Firm’s £146k fine for safety failures which led to the death of a worker

A family-run business has been given a hefty fine after health and safety failures led to an accident at work in which one of its employees died later in hospital.

James Dunkerley Steels, of Higginshaw, was fined £146,500, after pleading guilty at Tameside Magistrates’ Court for  welfare, health & safety failures of an employee during an unsafe and unplanned lift of steel beams.

The court heard how an investigation had been launched after 35-year-old Wayne Mallinson died during an operation following the accident at the Shaw Road steel works in July, 2015.

Mr Mallinson’s arm was cut deeply while unloading steel beams from the back of a truck on the morning of July 6, 2015. One fell and trapped Mr Mallinson’s arm before colleagues lifted it off. The injury Mr Mallinson sustained did not result in any fractures, but a layer of skin had come off.

Mr Mallinson, from Mirfield, West Yorkshire, was taken to the Royal Oldham Hospital. While there, his work colleagues were at his bedside and expected him to make a full recovery.

When he went for a routine operation in the afternoon, however, he suffered heart problems and died while being anaesthetised.

The incident was passed to the coroner, who opened an inquest. It was then passed to Greater Manchester Police’s major incident team and the Health and Safety Executive.

The court heard how the unloading of the steel beams from the flat pack, from Tata Steel, was a three-man operation. Mr Mallinson was working as a slinger/signaller and had been at the company for 14 years after serving in the Army. As it was a three-man operation two other employees ­- James Dunkerley and Simon Bland ­- were also assisting in the unloading.

Mr Bland used a telehandler ­- similar to a forklift ­- to lift the steel beams but both he and Mr Dunkerley were unaware that Mr Mallinson was on the back of the wagon. They presumed he was a safe distance away. Two steel beams fell on Mr Mallinson, who was attaching chain slings to steel bundles ready for unloading.

On September 18, an improvements notice was served by Oldham Council to the company, followed by a visit by the police, the council and the Health and Safety Executive on September 29.

It was also found that Mr Bland had not received formal slinger training. The use of the telehandler was deemed unsuitable for the unloading of the beams.

The company has since spent about £11,000 in order to comply with the improvement notice in order to address their health & safety failures.

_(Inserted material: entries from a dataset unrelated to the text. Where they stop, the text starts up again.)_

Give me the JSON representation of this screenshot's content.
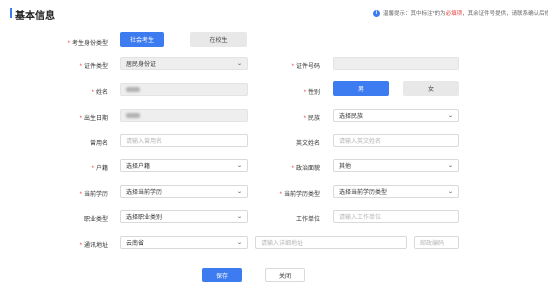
{
  "header": {
    "title": "基本信息",
    "notice_pre": "温馨提示：其中标注*的为",
    "notice_red": "必填项",
    "notice_post": "，其余证件号提供，请联系确认后修改"
  },
  "fields": {
    "candidate_type": {
      "label": "考生身份类型",
      "required": true,
      "options": [
        "社会考生",
        "在校生"
      ],
      "selected": "社会考生"
    },
    "id_type": {
      "label": "证件类型",
      "required": true,
      "value": "居民身份证"
    },
    "id_number": {
      "label": "证件号码",
      "required": true,
      "value": ""
    },
    "name": {
      "label": "姓名",
      "required": true,
      "value": ""
    },
    "gender": {
      "label": "性别",
      "required": true,
      "options": [
        "男",
        "女"
      ],
      "selected": "男"
    },
    "birth_date": {
      "label": "出生日期",
      "required": true,
      "value": ""
    },
    "ethnicity": {
      "label": "民族",
      "required": true,
      "placeholder": "选择民族"
    },
    "former_name": {
      "label": "曾用名",
      "required": false,
      "placeholder": "请输入曾用名"
    },
    "english_name": {
      "label": "英文姓名",
      "required": false,
      "placeholder": "请输入英文姓名"
    },
    "household": {
      "label": "户籍",
      "required": true,
      "placeholder": "选择户籍"
    },
    "political_status": {
      "label": "政治面貌",
      "required": true,
      "value": "其他"
    },
    "education": {
      "label": "当前学历",
      "required": true,
      "placeholder": "选择当前学历"
    },
    "education_type": {
      "label": "当前学历类型",
      "required": true,
      "placeholder": "选择当前学历类型"
    },
    "occupation": {
      "label": "职业类型",
      "required": false,
      "placeholder": "选择职业类别"
    },
    "employer": {
      "label": "工作单位",
      "required": false,
      "placeholder": "请输入工作单位"
    },
    "address": {
      "label": "通讯地址",
      "required": true,
      "province": "云南省",
      "detail_placeholder": "请输入详细地址",
      "postcode_placeholder": "邮政编码"
    }
  },
  "actions": {
    "save": "保存",
    "close": "关闭"
  },
  "colors": {
    "accent": "#3c7bf0",
    "required": "#e33333",
    "disabled_bg": "#eeeeee"
  },
  "icons": {
    "info": "info-icon",
    "dropdown": "chevron-down-icon"
  }
}
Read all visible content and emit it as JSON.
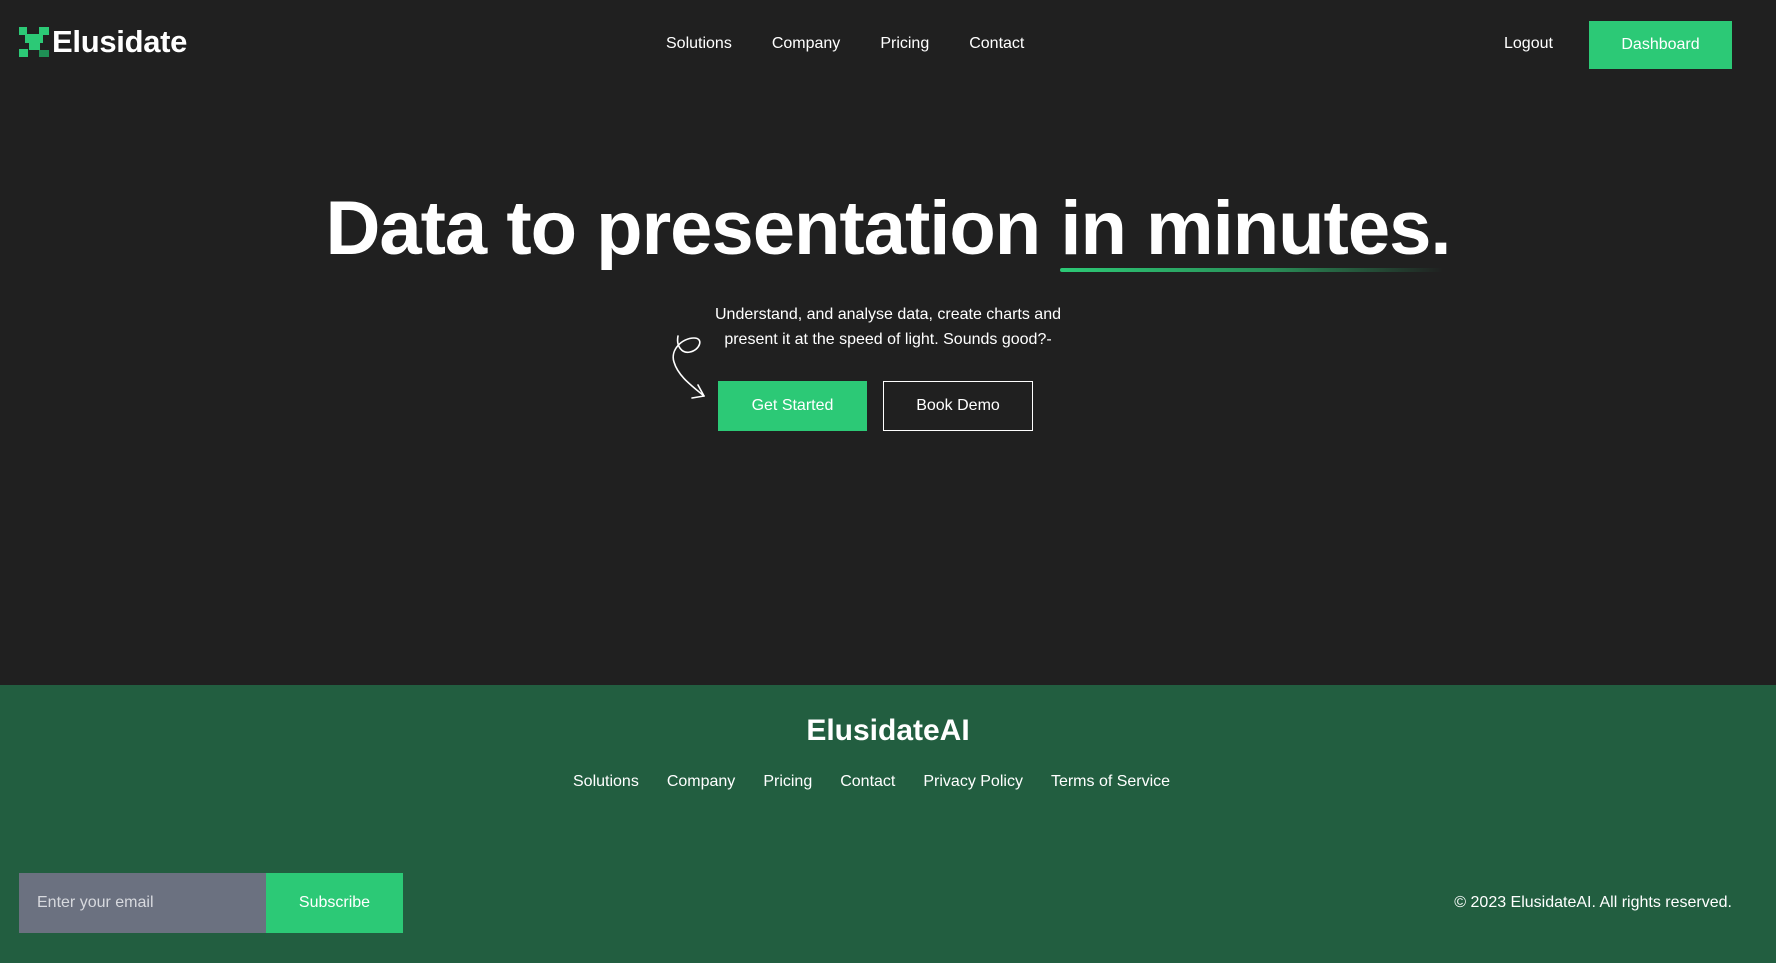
{
  "brand": {
    "name": "Elusidate",
    "logo_icon": "elusidate-logo-icon",
    "accent_color": "#2cc976"
  },
  "header": {
    "nav": [
      "Solutions",
      "Company",
      "Pricing",
      "Contact"
    ],
    "logout_label": "Logout",
    "dashboard_label": "Dashboard"
  },
  "hero": {
    "title_main": "Data to presentation ",
    "title_highlight": "in minutes.",
    "subtitle": "Understand, and analyse data, create charts and present it at the speed of light. Sounds good?-",
    "arrow_icon": "squiggle-arrow-icon",
    "cta_primary": "Get Started",
    "cta_secondary": "Book Demo"
  },
  "footer": {
    "background_color": "#225e40",
    "brand": "ElusidateAI",
    "links": [
      "Solutions",
      "Company",
      "Pricing",
      "Contact",
      "Privacy Policy",
      "Terms of Service"
    ],
    "email_placeholder": "Enter your email",
    "email_value": "",
    "subscribe_label": "Subscribe",
    "copyright": "© 2023 ElusidateAI. All rights reserved."
  }
}
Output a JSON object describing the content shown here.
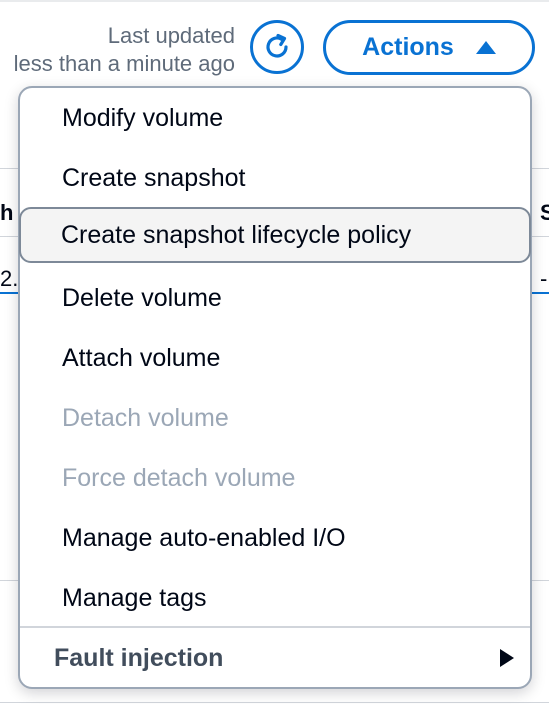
{
  "header": {
    "last_updated_line1": "Last updated",
    "last_updated_line2": "less than a minute ago",
    "refresh_label": "Refresh",
    "actions_label": "Actions"
  },
  "background_table": {
    "left_header_fragment": "h",
    "right_header_fragment": "S",
    "left_cell_fragment": "2.",
    "right_cell_fragment": "-"
  },
  "menu": {
    "items": [
      {
        "label": "Modify volume",
        "disabled": false
      },
      {
        "label": "Create snapshot",
        "disabled": false
      },
      {
        "label": "Create snapshot lifecycle policy",
        "disabled": false,
        "highlighted": true
      },
      {
        "label": "Delete volume",
        "disabled": false
      },
      {
        "label": "Attach volume",
        "disabled": false
      },
      {
        "label": "Detach volume",
        "disabled": true
      },
      {
        "label": "Force detach volume",
        "disabled": true
      },
      {
        "label": "Manage auto-enabled I/O",
        "disabled": false
      },
      {
        "label": "Manage tags",
        "disabled": false
      }
    ],
    "group": {
      "label": "Fault injection"
    }
  },
  "colors": {
    "accent": "#0972d3",
    "text": "#000716",
    "disabled_text": "#9ba7b6",
    "secondary_text": "#5f6b7a"
  },
  "icons": {
    "refresh": "refresh-icon",
    "actions_caret": "caret-up-icon",
    "submenu_caret": "caret-right-icon"
  }
}
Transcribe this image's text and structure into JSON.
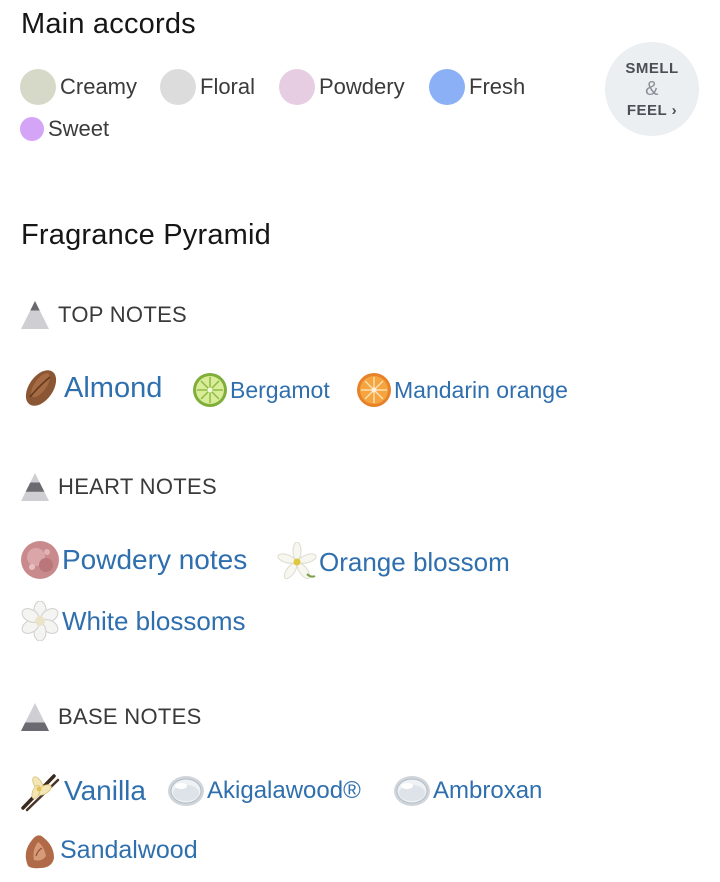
{
  "main_accords": {
    "title": "Main accords",
    "items": [
      {
        "label": "Creamy",
        "color": "#d7d9c8"
      },
      {
        "label": "Floral",
        "color": "#dcdcdc"
      },
      {
        "label": "Powdery",
        "color": "#e7cde2"
      },
      {
        "label": "Fresh",
        "color": "#8bb0f5"
      },
      {
        "label": "Sweet",
        "color": "#d4a5f6"
      }
    ],
    "smell_feel": {
      "line1": "SMELL",
      "amp": "&",
      "line2": "FEEL ›"
    }
  },
  "pyramid": {
    "title": "Fragrance Pyramid",
    "top": {
      "heading": "TOP NOTES",
      "notes": [
        {
          "label": "Almond",
          "icon": "almond-icon"
        },
        {
          "label": "Bergamot",
          "icon": "bergamot-icon"
        },
        {
          "label": "Mandarin orange",
          "icon": "mandarin-orange-icon"
        }
      ]
    },
    "heart": {
      "heading": "HEART NOTES",
      "notes": [
        {
          "label": "Powdery notes",
          "icon": "powder-icon"
        },
        {
          "label": "Orange blossom",
          "icon": "orange-blossom-icon"
        },
        {
          "label": "White blossoms",
          "icon": "white-blossom-icon"
        }
      ]
    },
    "base": {
      "heading": "BASE NOTES",
      "notes": [
        {
          "label": "Vanilla",
          "icon": "vanilla-icon"
        },
        {
          "label": "Akigalawood®",
          "icon": "droplet-icon"
        },
        {
          "label": "Ambroxan",
          "icon": "droplet-icon"
        },
        {
          "label": "Sandalwood",
          "icon": "sandalwood-icon"
        }
      ]
    }
  }
}
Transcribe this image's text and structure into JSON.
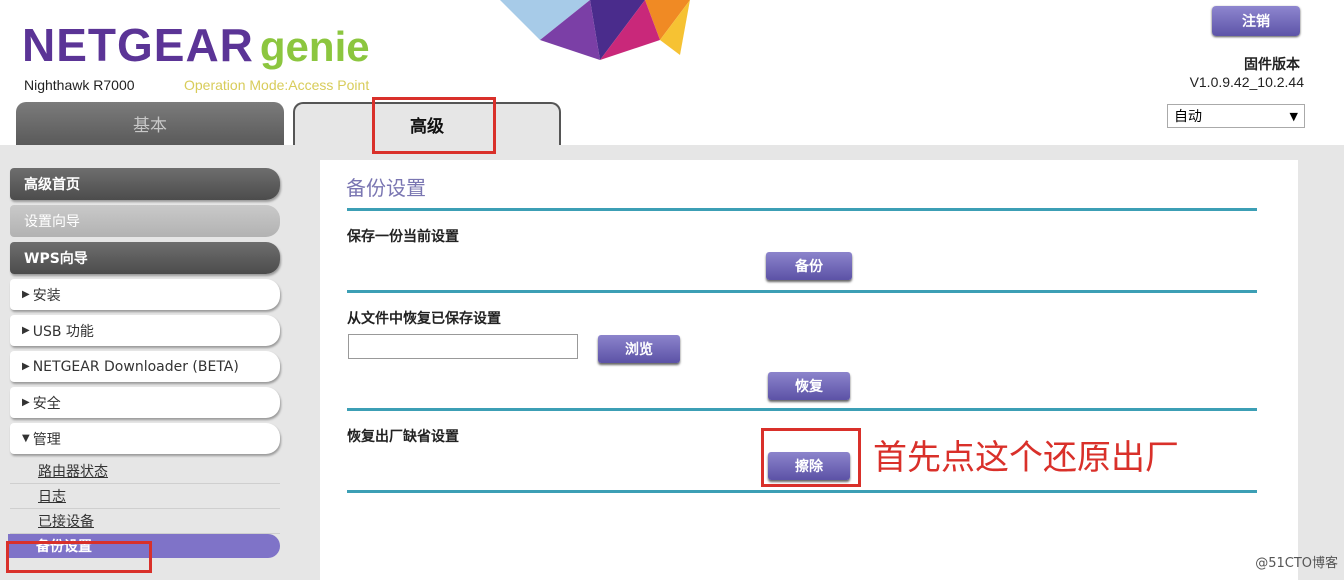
{
  "header": {
    "logo_main": "NETGEAR",
    "logo_genie": "genie",
    "model": "Nighthawk R7000",
    "operation_mode": "Operation Mode:Access Point",
    "logout_label": "注销",
    "firmware_label": "固件版本",
    "firmware_version": "V1.0.9.42_10.2.44",
    "language_value": "自动"
  },
  "tabs": [
    {
      "label": "基本"
    },
    {
      "label": "高级"
    }
  ],
  "sidebar": {
    "items": [
      {
        "label": "高级首页"
      },
      {
        "label": "设置向导"
      },
      {
        "label": "WPS向导"
      },
      {
        "label": "安装"
      },
      {
        "label": "USB 功能"
      },
      {
        "label": "NETGEAR Downloader (BETA)"
      },
      {
        "label": "安全"
      },
      {
        "label": "管理"
      }
    ],
    "subitems": [
      {
        "label": "路由器状态"
      },
      {
        "label": "日志"
      },
      {
        "label": "已接设备"
      },
      {
        "label": "备份设置"
      }
    ]
  },
  "main": {
    "title": "备份设置",
    "save_label": "保存一份当前设置",
    "backup_button": "备份",
    "restore_label": "从文件中恢复已保存设置",
    "file_input_value": "",
    "browse_button": "浏览",
    "restore_button": "恢复",
    "factory_label": "恢复出厂缺省设置",
    "erase_button": "擦除"
  },
  "annotation": {
    "text": "首先点这个还原出厂"
  },
  "watermark": "@51CTO博客",
  "colors": {
    "brand_purple": "#5b3496",
    "genie_green": "#8cc63f",
    "button_purple": "#6a60b6",
    "rule_teal": "#3c9fb5",
    "highlight_red": "#d9302a"
  }
}
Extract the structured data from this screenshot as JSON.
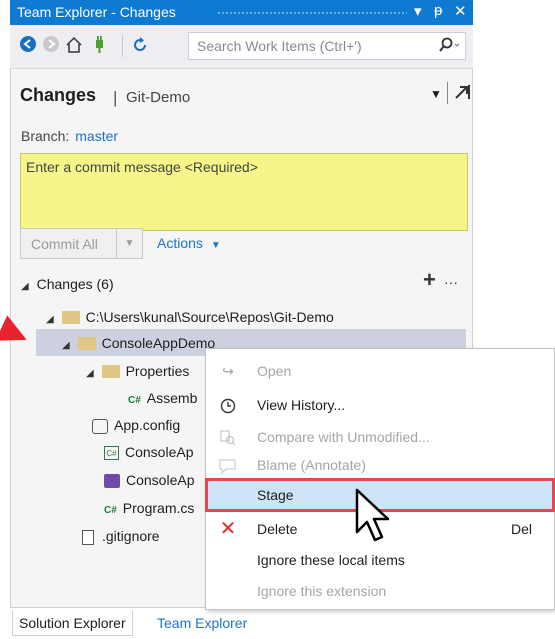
{
  "window": {
    "title": "Team Explorer - Changes",
    "controls": [
      "▾",
      "ᵽ",
      "✕"
    ]
  },
  "toolbar": {
    "search_placeholder": "Search Work Items (Ctrl+')"
  },
  "header": {
    "title": "Changes",
    "separator": "|",
    "repo": "Git-Demo"
  },
  "branch": {
    "label": "Branch:",
    "value": "master"
  },
  "commit": {
    "placeholder": "Enter a commit message <Required>",
    "commit_all": "Commit All",
    "actions": "Actions"
  },
  "changes": {
    "label": "Changes (6)",
    "tree": {
      "repo_path": "C:\\Users\\kunal\\Source\\Repos\\Git-Demo",
      "project": "ConsoleAppDemo",
      "properties": "Properties",
      "assembly": "Assemb",
      "app_config": "App.config",
      "console_file_1": "ConsoleAp",
      "console_file_2": "ConsoleAp",
      "program": "Program.cs",
      "gitignore": ".gitignore"
    }
  },
  "context_menu": {
    "items": [
      {
        "label": "Open",
        "enabled": false,
        "icon": "open-icon"
      },
      {
        "label": "View History...",
        "enabled": true,
        "icon": "history-icon"
      },
      {
        "label": "Compare with Unmodified...",
        "enabled": false,
        "icon": "compare-icon"
      },
      {
        "label": "Blame (Annotate)",
        "enabled": false,
        "icon": "blame-icon"
      },
      {
        "label": "Stage",
        "enabled": true,
        "highlighted": true
      },
      {
        "label": "Delete",
        "enabled": true,
        "shortcut": "Del",
        "icon": "delete-icon"
      },
      {
        "label": "Ignore these local items",
        "enabled": true
      },
      {
        "label": "Ignore this extension",
        "enabled": false
      }
    ]
  },
  "bottom_tabs": [
    "Solution Explorer",
    "Team Explorer"
  ],
  "colors": {
    "title_bar": "#0e7ad1",
    "link": "#1e73c8",
    "commit_box": "#f5f58a",
    "highlight_border": "#e8454f",
    "arrow": "#e8232e"
  }
}
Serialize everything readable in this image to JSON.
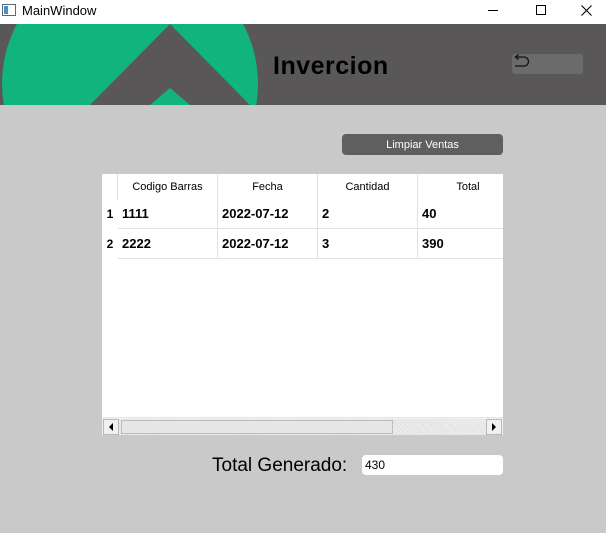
{
  "window": {
    "title": "MainWindow",
    "minimize": "—",
    "maximize": "☐",
    "close": "✕"
  },
  "header": {
    "title": "Invercion",
    "colors": {
      "banner": "#595757",
      "accent": "#12b47e"
    }
  },
  "actions": {
    "clear_label": "Limpiar Ventas",
    "back_icon": "undo-arrow-icon"
  },
  "table": {
    "columns": [
      "Codigo Barras",
      "Fecha",
      "Cantidad",
      "Total"
    ],
    "rows": [
      {
        "index": "1",
        "cells": [
          "1111",
          "2022-07-12",
          "2",
          "40"
        ]
      },
      {
        "index": "2",
        "cells": [
          "2222",
          "2022-07-12",
          "3",
          "390"
        ]
      }
    ]
  },
  "summary": {
    "label": "Total Generado:",
    "value": "430"
  }
}
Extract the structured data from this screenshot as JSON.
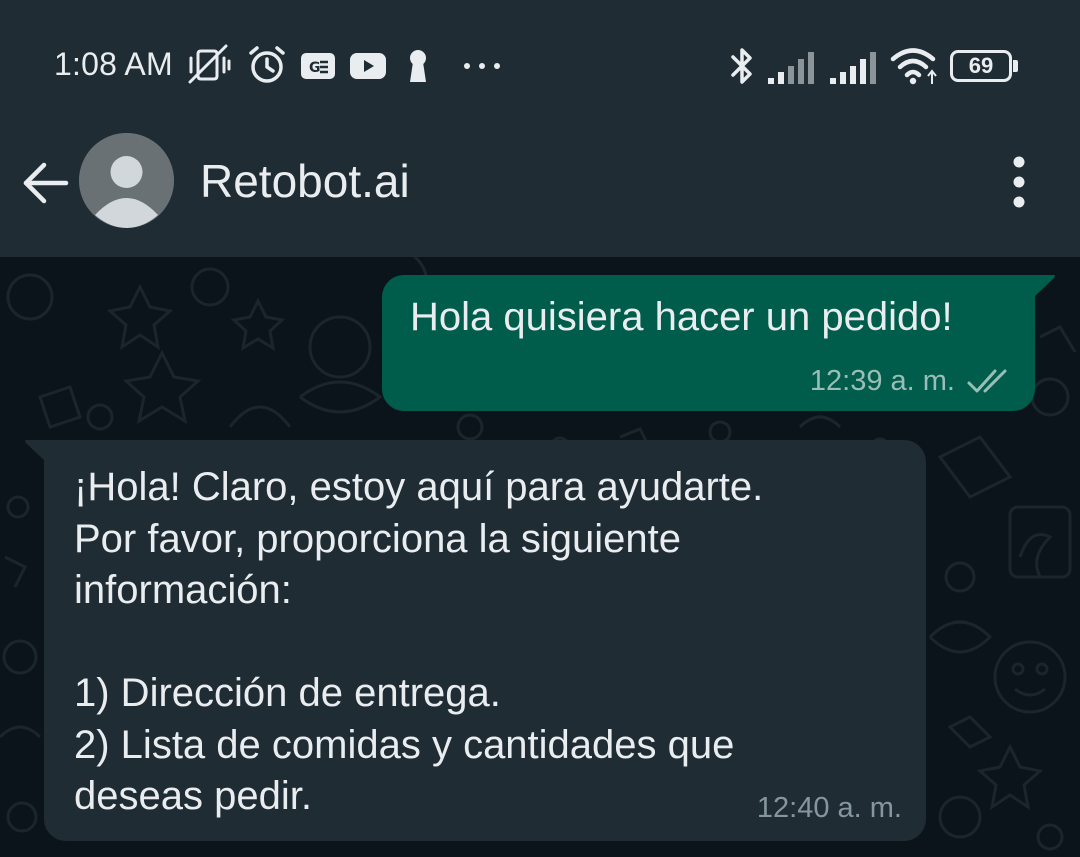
{
  "status_bar": {
    "time": "1:08 AM",
    "battery": "69",
    "battery_level_percent": 69,
    "icons": [
      "vibrate-off-icon",
      "alarm-icon",
      "ge-badge-icon",
      "youtube-icon",
      "keyhole-icon",
      "more-notifications-icon",
      "bluetooth-icon",
      "signal-icon",
      "signal-icon",
      "wifi-icon",
      "battery-icon"
    ]
  },
  "header": {
    "back_icon": "arrow-left-icon",
    "avatar_icon": "default-avatar-icon",
    "contact_name": "Retobot.ai",
    "menu_icon": "more-vertical-icon"
  },
  "messages": [
    {
      "direction": "outgoing",
      "text": "Hola quisiera hacer un pedido!",
      "time": "12:39 a. m.",
      "status_icon": "double-check-icon"
    },
    {
      "direction": "incoming",
      "text": "¡Hola! Claro, estoy aquí para ayudarte.\nPor favor, proporciona la siguiente\ninformación:\n\n1) Dirección de entrega.\n2) Lista de comidas y cantidades que\ndeseas pedir.",
      "time": "12:40 a. m."
    }
  ],
  "colors": {
    "header_bg": "#1f2c34",
    "chat_bg": "#0b141a",
    "outgoing_bubble": "#005c4b",
    "incoming_bubble": "#1f2c34",
    "text": "#e9edef"
  }
}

There were record of accidents in 2004, 2005 and 2015 but no previous convictions in relation to health and safety matters.

Prosecuting, Ruth Crimmins, said: “This was not properly planned. It is accepted by the police that the injuries were unlikely to have made a significant, direct contribution to Mr Mallinson’s death. Nonetheless, it was related and an investigation took place.

“The company co-operated fully. There were a number of issues. There were risk assessments in place but they were not being followed at the time.

“There were no risk assessments for taking non-routine lifts in place. The employees had not received adequate training. They were simply shown by other employees on site. Since the accident, the company has arranged for staff to attend training courses for unplanned routine lifts which are inherently unsafe.”
Sentencing the company, district judge Nicholas Sandler said he gave full credit to the company for the guilty plea and while he accepted their clean record he said it was an accident waiting to happen, due to the inadequate risk assessments.

As well as a fine of £146,500, James Dunkerley Steels was ordered to pay costs of £11,600 and a victim surcharge of £120.”